“This is one case and they do not anticipate it being expansive,” said Gulfport City Manager Jim O’Reilly after participating in a 4:15 p.m. conference call on August 23 with the governor and Florida Surgeon General Dr. Celeste Philip.
Previous Zika cases in Tampa Bay have been tied to people traveling to tropical or sub-tropical areas outside the United States. State officials have confirmed 14 cases of Zika in Hillsborough, nine in Pinellas, six in Pasco and four in Hernando counties, according to an August 23 Tampa Bay Times story.
The governor’s office says state health officials believe “ongoing active transmissions are only occurring within the small areas in Wynwood and Miami Beach in Miami-Dade County.”
Active transmissions occur when “local mosquitos are spreading the virus as opposed to travel-related cases [where people are] getting infected somewhere else, then bringing it back,” said Dr. Ulyee Choe, D.O., director of the Florida Department of Public Health in Pinellas County while speaking to the Pinellas County commissioners during their meeting on August 23. “Pertaining to our case, it’s not considered to have the active transmission with just a single case. It would need to be two or more cases.”
According to the Florida Department of Health website, Zika can also be spread through sex. Zika has been linked to birth defects like microcephaly.
The Pinellas County investigation of the one local non-travel case involves the Pinellas Department of Health retracing the patent’s steps, talking to co-workers and testing family members, said Choe. The individual is not believed to have traveled overseas to a country where Zika is common or to Wynwood or Miami Beach where people have contracted the disease from local mosquitoes, Philip told the Tampa Bay Times in an August 23 story.
The type of mosquitoes that carry the Zika virus have a flight range of from 50 to 100 feet, said Choe.

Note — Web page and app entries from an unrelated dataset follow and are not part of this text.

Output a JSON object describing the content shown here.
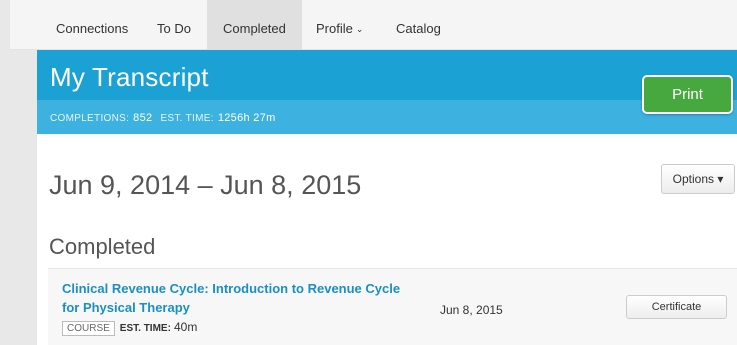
{
  "nav": {
    "items": [
      {
        "label": "Connections"
      },
      {
        "label": "To Do"
      },
      {
        "label": "Completed"
      },
      {
        "label": "Profile",
        "chevron": "⌄"
      },
      {
        "label": "Catalog"
      }
    ],
    "active": "Completed"
  },
  "header": {
    "title": "My Transcript",
    "completions_label": "COMPLETIONS:",
    "completions_value": "852",
    "est_time_label": "EST. TIME:",
    "est_time_value": "1256h 27m",
    "print_label": "Print"
  },
  "content": {
    "date_range": "Jun 9, 2014 – Jun 8, 2015",
    "options_label": "Options ▾",
    "section_title": "Completed",
    "rows": [
      {
        "title": "Clinical Revenue Cycle: Introduction to Revenue Cycle for Physical Therapy",
        "badge": "COURSE",
        "est_time_label": "EST. TIME:",
        "est_time_value": "40m",
        "date": "Jun 8, 2015",
        "action_label": "Certificate"
      }
    ]
  },
  "colors": {
    "header_blue": "#1ba1d4",
    "header_blue_light": "#3db1e0",
    "print_green": "#46a83e",
    "link_blue": "#1b8fc4"
  }
}
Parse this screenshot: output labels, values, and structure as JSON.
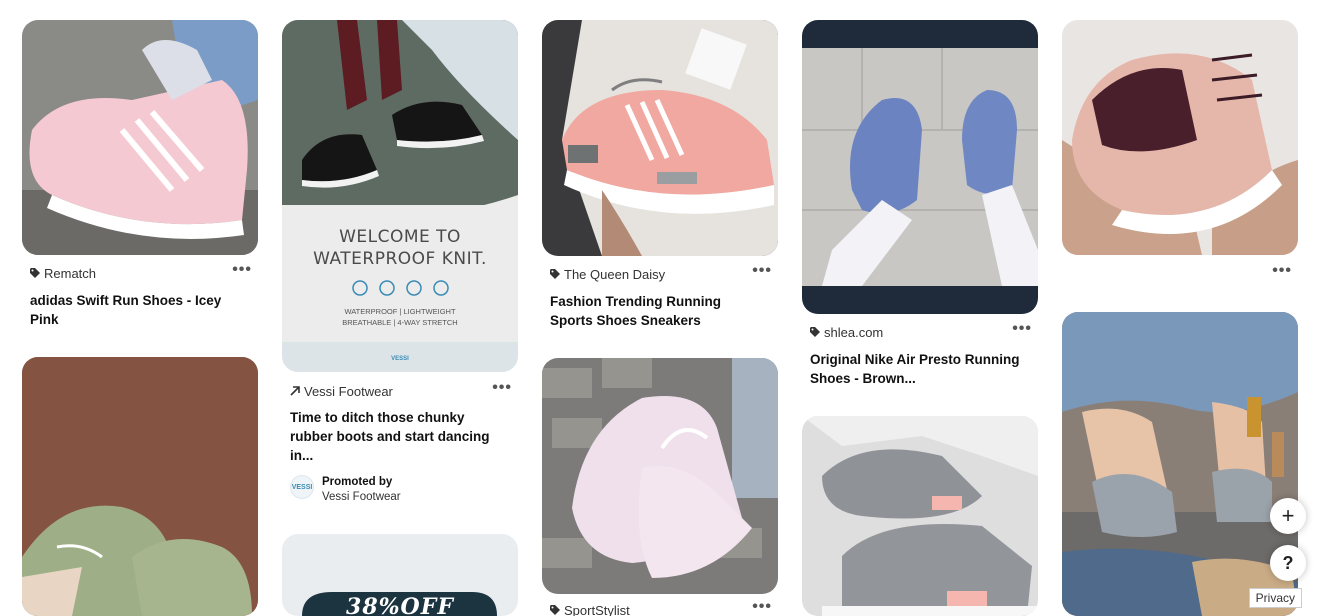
{
  "pins": [
    {
      "source": "Rematch",
      "title": "adidas Swift Run Shoes - Icey Pink"
    },
    {
      "source": "Vessi Footwear",
      "title": "Time to ditch those chunky rubber boots and start dancing in...",
      "promoted_label": "Promoted by",
      "promoted_by": "Vessi Footwear",
      "ad_heading": "WELCOME TO WATERPROOF KNIT.",
      "ad_features": "WATERPROOF | LIGHTWEIGHT BREATHABLE | 4-WAY STRETCH",
      "ad_logo": "VESSI"
    },
    {
      "source": "The Queen Daisy",
      "title": "Fashion Trending Running Sports Shoes Sneakers"
    },
    {
      "source": "shlea.com",
      "title": "Original Nike Air Presto Running Shoes - Brown..."
    },
    {
      "source": "SportStylist",
      "title": ""
    },
    {
      "promo_text": "38%OFF"
    }
  ],
  "controls": {
    "more": "•••",
    "add": "+",
    "help": "?",
    "privacy": "Privacy"
  },
  "icons": [
    "tag-icon",
    "external-link-icon",
    "more-icon",
    "plus-icon",
    "help-icon"
  ],
  "colors": {
    "accent_pink": "#f4c6cf",
    "ad_blue": "#3a8bb5",
    "dark_navy": "#1f2a3b"
  }
}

Also on August 23, four new non-travel related cases were announced in the Wynwood area, according to the governor’s office.

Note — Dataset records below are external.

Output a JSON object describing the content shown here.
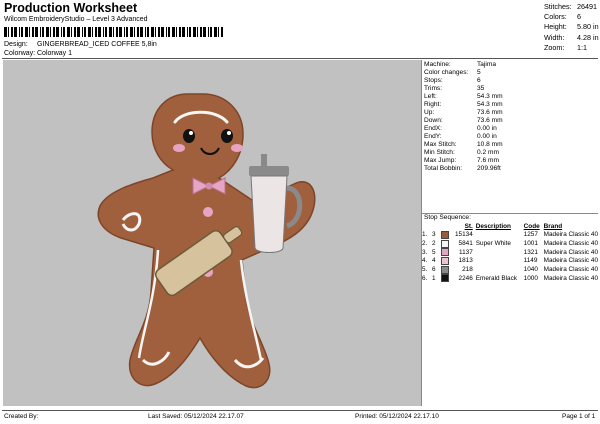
{
  "header": {
    "title": "Production Worksheet",
    "software": "Wilcom EmbroideryStudio – Level 3 Advanced",
    "design_label": "Design:",
    "design_value": "GINGERBREAD_ICED COFFEE 5,8in",
    "colorway_label": "Colorway:",
    "colorway_value": "Colorway 1"
  },
  "stats": [
    {
      "label": "Stitches:",
      "value": "26491"
    },
    {
      "label": "Colors:",
      "value": "6"
    },
    {
      "label": "Height:",
      "value": "5.80 in"
    },
    {
      "label": "Width:",
      "value": "4.28 in"
    },
    {
      "label": "Zoom:",
      "value": "1:1"
    }
  ],
  "machine": [
    {
      "label": "Machine:",
      "value": "Tajima"
    },
    {
      "label": "Color changes:",
      "value": "5"
    },
    {
      "label": "Stops:",
      "value": "6"
    },
    {
      "label": "Trims:",
      "value": "35"
    },
    {
      "label": "Left:",
      "value": "54.3 mm"
    },
    {
      "label": "Right:",
      "value": "54.3 mm"
    },
    {
      "label": "Up:",
      "value": "73.6 mm"
    },
    {
      "label": "Down:",
      "value": "73.6 mm"
    },
    {
      "label": "EndX:",
      "value": "0.00 in"
    },
    {
      "label": "EndY:",
      "value": "0.00 in"
    },
    {
      "label": "Max Stitch:",
      "value": "10.8 mm"
    },
    {
      "label": "Min Stitch:",
      "value": "0.2 mm"
    },
    {
      "label": "Max Jump:",
      "value": "7.6 mm"
    },
    {
      "label": "Total Bobbin:",
      "value": "209.96ft"
    }
  ],
  "stop_sequence": {
    "title": "Stop Sequence:",
    "headers": [
      "",
      "",
      "",
      "St.",
      "Description",
      "Code",
      "Brand"
    ],
    "rows": [
      {
        "num": "1.",
        "n": "3",
        "color": "#9b5a3c",
        "st": "15134",
        "desc": "",
        "code": "1257",
        "brand": "Madeira Classic 40"
      },
      {
        "num": "2.",
        "n": "2",
        "color": "#f4f4f4",
        "st": "5841",
        "desc": "Super White",
        "code": "1001",
        "brand": "Madeira Classic 40"
      },
      {
        "num": "3.",
        "n": "5",
        "color": "#e0a6c4",
        "st": "1137",
        "desc": "",
        "code": "1321",
        "brand": "Madeira Classic 40"
      },
      {
        "num": "4.",
        "n": "4",
        "color": "#ecc3d4",
        "st": "1813",
        "desc": "",
        "code": "1149",
        "brand": "Madeira Classic 40"
      },
      {
        "num": "5.",
        "n": "6",
        "color": "#8a8a8a",
        "st": "218",
        "desc": "",
        "code": "1040",
        "brand": "Madeira Classic 40"
      },
      {
        "num": "6.",
        "n": "1",
        "color": "#111111",
        "st": "2246",
        "desc": "Emerald Black",
        "code": "1000",
        "brand": "Madeira Classic 40"
      }
    ]
  },
  "footer": {
    "created_by": "Created By:",
    "last_saved": "Last Saved: 05/12/2024 22.17.07",
    "printed": "Printed: 05/12/2024 22.17.10",
    "page": "Page 1 of 1"
  }
}
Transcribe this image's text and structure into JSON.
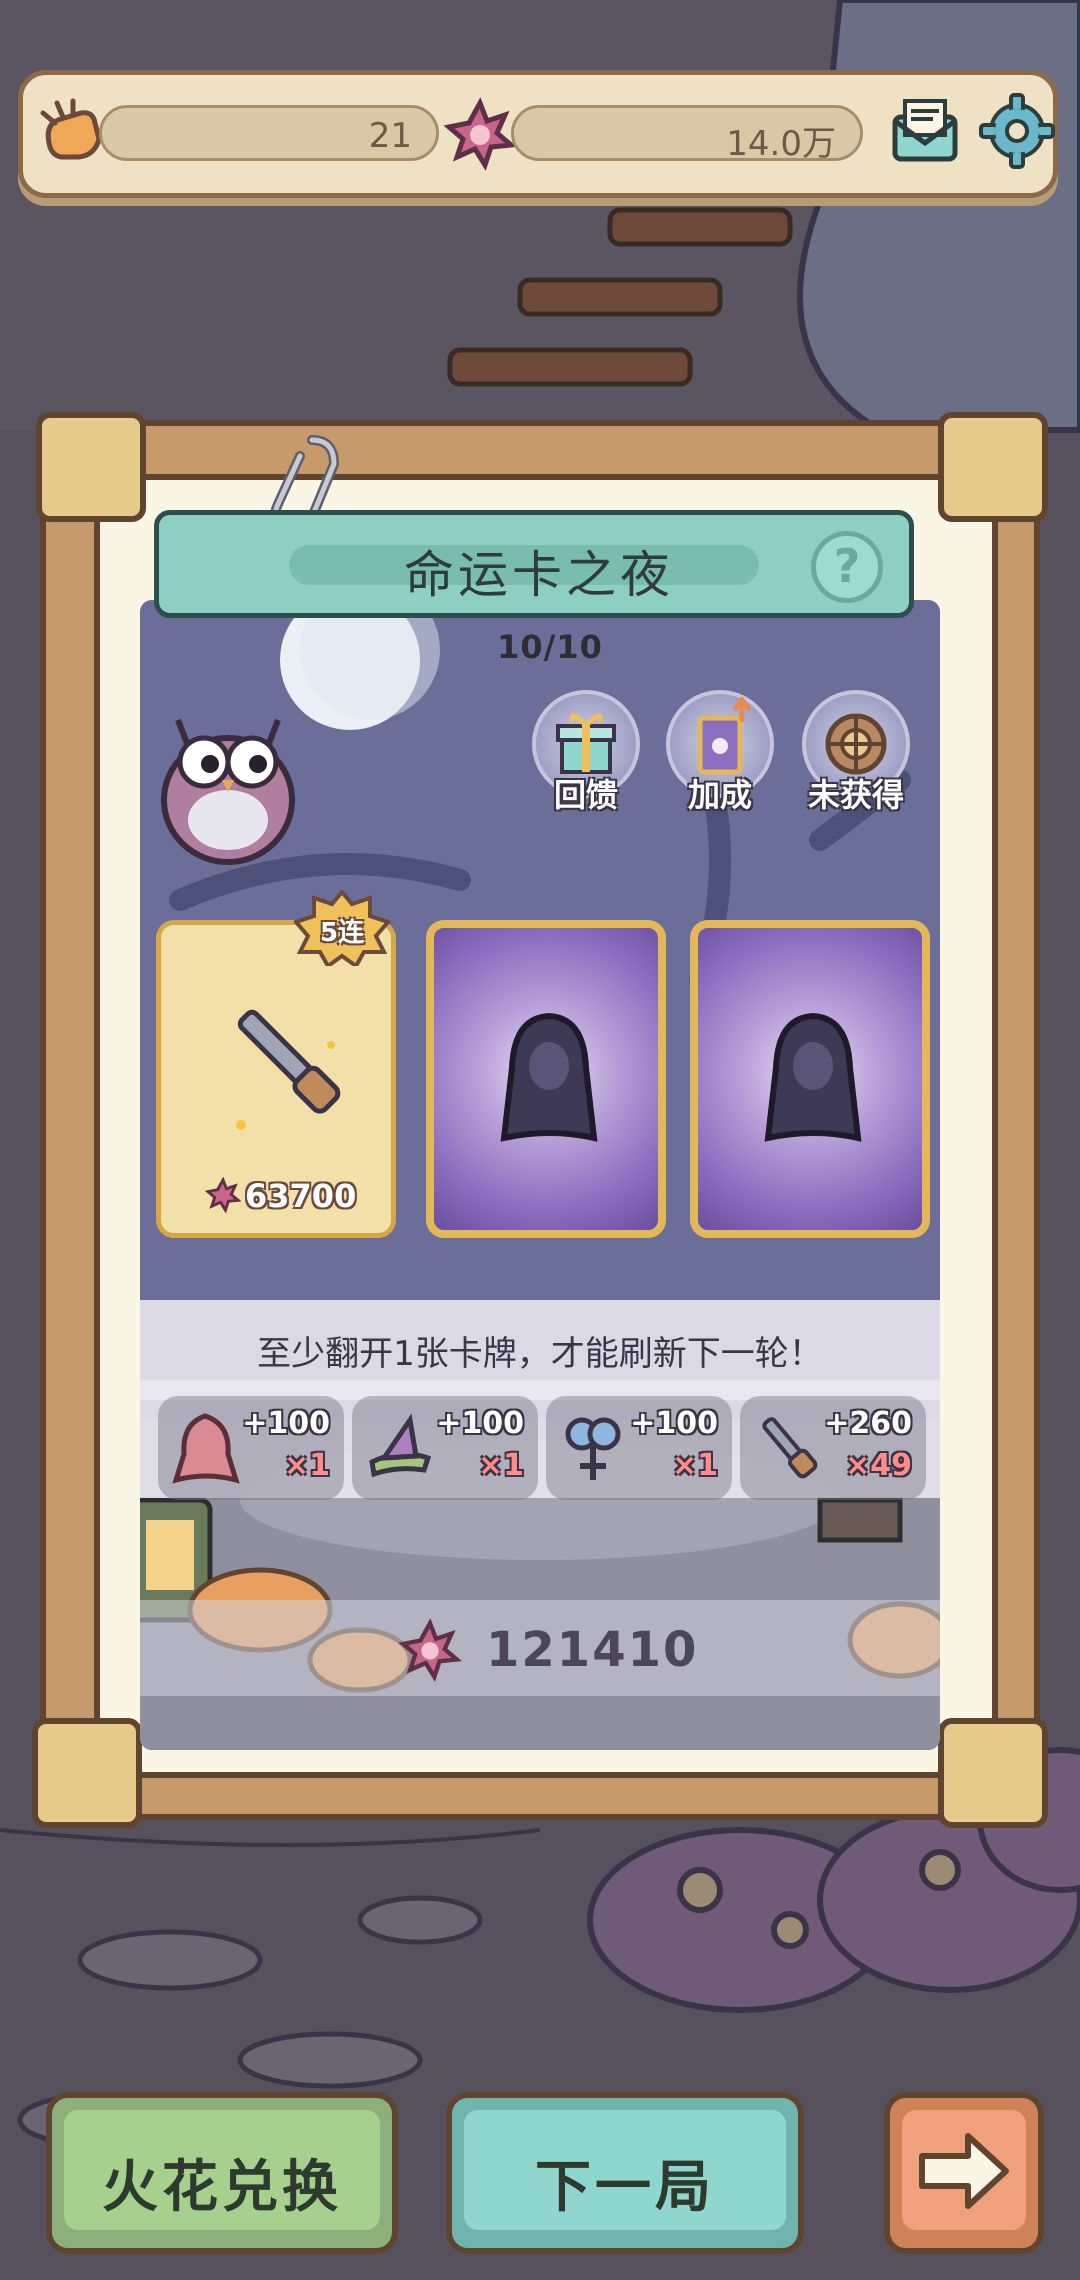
{
  "resources": {
    "gloves": {
      "icon": "glove-hand-icon",
      "value": "21"
    },
    "sparks": {
      "icon": "spark-flame-icon",
      "value": "14.0万"
    }
  },
  "header_icons": [
    "mail-icon",
    "gear-icon"
  ],
  "event": {
    "title": "命运卡之夜",
    "progress": "10/10",
    "buttons": [
      {
        "label": "回馈",
        "icon": "gift-box-icon"
      },
      {
        "label": "加成",
        "icon": "bonus-card-icon"
      },
      {
        "label": "未获得",
        "icon": "shield-wheel-icon"
      }
    ]
  },
  "cards": {
    "revealed": {
      "badge": "5连",
      "item_icon": "shotgun-icon",
      "price": "63700"
    },
    "hidden_icons": [
      "hooded-figure-icon",
      "hooded-figure-icon"
    ]
  },
  "notice": "至少翻开1张卡牌，才能刷新下一轮！",
  "rewards": [
    {
      "icon": "red-hood-icon",
      "plus": "+100",
      "mult": "×1"
    },
    {
      "icon": "witch-hat-icon",
      "plus": "+100",
      "mult": "×1"
    },
    {
      "icon": "blue-charm-icon",
      "plus": "+100",
      "mult": "×1"
    },
    {
      "icon": "shotgun-icon",
      "plus": "+260",
      "mult": "×49"
    }
  ],
  "total": {
    "icon": "spark-flame-icon",
    "value": "121410"
  },
  "bottom_buttons": {
    "exchange": "火花兑换",
    "next_round": "下一局",
    "arrow_icon": "arrow-right-icon"
  },
  "colors": {
    "teal_banner": "#8ecfc3",
    "exchange_green": "#a7cf8e",
    "next_teal": "#8fd6cf",
    "arrow_orange": "#f0a07a",
    "card_gold": "#e2b85a"
  }
}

Officials have not released the identity of the infected person in Pinellas County or their location.
More details about the case in Pinellas County will be announced when the investigation concludes, the governor’s office said. Until that time, “it is not clear whether mosquitoes are spreading Zika in part of Pinellas County or if this is a single case,” according to the Tampa Bay Times.
“Only one in five people that are infected with Zika show symptoms,” said Choe. “That presents a challenge.” Symptoms are: fevers, rash, conjunctivitis or redness in the eyes, and joint pain, he said.
According to the governor’s office, local health officials are doing “door-to-door outreach and sampling in Pinellas County and mosquito abatement and reduction activities are also taking place.”
The governor’s office recommends, “any pregnant woman who would like to receive a free Zika test or a Zika prevention kit should contact the Florida Department of Health in Pinellas County at one of the following three health department locations:
• 205 Dr. Martin Luther King Jr. St. N, St. Petersburg
• 310 N. Myrtle Ave., Clearwater
• 8751 Ulmerton Rd., Largo
How To Take Personal Precautions
During the conference call, “they talked about preventative measures like eliminating standing water” because this is where mosquitoes breed, said O’Reilly. According to health officials, mosquitoes can breed in as little as one-quarter inch of standing water.
The county website recommends water should be drained from areas like old tires, flower pots, garbage can lids, vehicle and boat tarps, buckets, recycling containers, rain gutters and air conditioner drip pans. Birdbaths and wading pools should be flushed at least weekly. Bromeliads should be flushed twice weekly or treated with a biological larvicide.
For stagnant pools of water that cannot be drained that are not being used as drinking water sources, larvacide dunk can be used, said Choe.
O’Reilly also said Gulfport residents should be mindful to dress wisely and use a good mosquito repellent.
Choe said, “I know it’s difficult [in] Florida, [but] if you want to be proactive, wear long sleeves, long pants as well as covering yourself with mosquito repellants.”
The Department of Florida Health says to use repellent that contains up to 30 percent DEET, Picaridin, oil of lemon eucalyptus or IR3535. The site cautions to follow age-appropriate usage instructions, warnings for pregnant or nursing women and to apply the repellent on bare skin or clothing but not under clothing.
Zika kits also typically contain permethrin repellent, which can be used on clothing and fine netting used to protect sleeping areas but not directly on skin.
Health officials also recommend the use of condoms to prevent sexual transmission of the Zika virus, even for women who are already pregnant.
State Zika Hotline and Local Mosquito Help
The Florida Department of Health Zika Virus Information Hotline is: 1-855-622-6735. For more information about the Zika virus and related investigations around the state, visit FloridaHealth.gov.
County officials in Pinellas County handle all mosquito control, said O’Reilly. To contact the county’s Mosquito Control, call 727-464-7503. According to the county, so far, Mosquito Control has received over 2,500 service requests in 2016 – over 500 since the beginning of August – with an average response time of 24 hours or less. For more information, visit Pinellas County MosquitoControl.